## WHAT THE EXERCISE ASKS
Check every line of the data for the string "title" and copy the ones that have it.

*** THE DATA ***

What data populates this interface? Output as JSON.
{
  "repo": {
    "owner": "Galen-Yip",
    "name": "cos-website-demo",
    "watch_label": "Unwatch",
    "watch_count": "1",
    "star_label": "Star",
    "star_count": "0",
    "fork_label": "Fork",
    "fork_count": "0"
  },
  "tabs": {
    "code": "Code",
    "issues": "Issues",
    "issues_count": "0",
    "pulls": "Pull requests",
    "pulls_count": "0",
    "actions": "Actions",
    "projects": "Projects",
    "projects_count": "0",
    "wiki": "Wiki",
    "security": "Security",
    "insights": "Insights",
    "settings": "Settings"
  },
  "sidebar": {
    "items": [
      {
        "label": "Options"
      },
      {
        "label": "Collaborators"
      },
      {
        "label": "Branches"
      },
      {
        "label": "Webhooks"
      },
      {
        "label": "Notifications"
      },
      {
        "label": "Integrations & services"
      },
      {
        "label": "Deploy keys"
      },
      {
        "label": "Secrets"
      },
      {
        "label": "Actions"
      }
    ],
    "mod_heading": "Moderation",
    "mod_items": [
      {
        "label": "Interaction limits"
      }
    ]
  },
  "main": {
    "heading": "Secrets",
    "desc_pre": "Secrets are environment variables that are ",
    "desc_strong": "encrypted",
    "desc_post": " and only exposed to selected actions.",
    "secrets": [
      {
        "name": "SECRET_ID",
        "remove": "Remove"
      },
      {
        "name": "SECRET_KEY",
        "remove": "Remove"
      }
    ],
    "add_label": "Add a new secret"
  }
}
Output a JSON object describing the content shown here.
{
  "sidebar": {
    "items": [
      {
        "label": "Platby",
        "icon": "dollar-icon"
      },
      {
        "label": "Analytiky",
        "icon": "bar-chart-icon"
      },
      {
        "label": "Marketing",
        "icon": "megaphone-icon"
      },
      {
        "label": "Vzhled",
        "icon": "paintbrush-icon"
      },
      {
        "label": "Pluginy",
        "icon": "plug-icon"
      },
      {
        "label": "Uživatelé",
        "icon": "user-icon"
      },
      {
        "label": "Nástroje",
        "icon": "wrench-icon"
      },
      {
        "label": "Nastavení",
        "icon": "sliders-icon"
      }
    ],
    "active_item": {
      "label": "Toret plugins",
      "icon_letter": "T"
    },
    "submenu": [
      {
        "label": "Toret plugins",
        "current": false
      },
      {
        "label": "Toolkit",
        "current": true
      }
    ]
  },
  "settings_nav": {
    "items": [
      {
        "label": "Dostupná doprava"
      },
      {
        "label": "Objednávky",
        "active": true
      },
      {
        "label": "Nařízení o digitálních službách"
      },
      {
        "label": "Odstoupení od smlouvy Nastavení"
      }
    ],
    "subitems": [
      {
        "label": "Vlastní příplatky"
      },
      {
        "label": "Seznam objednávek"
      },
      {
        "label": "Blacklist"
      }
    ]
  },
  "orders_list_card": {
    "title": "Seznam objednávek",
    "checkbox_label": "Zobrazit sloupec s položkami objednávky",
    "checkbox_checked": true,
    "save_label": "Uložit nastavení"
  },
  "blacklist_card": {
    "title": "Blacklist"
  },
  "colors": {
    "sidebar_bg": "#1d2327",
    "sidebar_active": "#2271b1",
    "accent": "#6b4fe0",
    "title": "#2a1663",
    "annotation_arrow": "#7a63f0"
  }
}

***

## ANSWER AREA
    "title": "Seznam objednávek",
    "title": "Blacklist"
    "title": "#2a1663",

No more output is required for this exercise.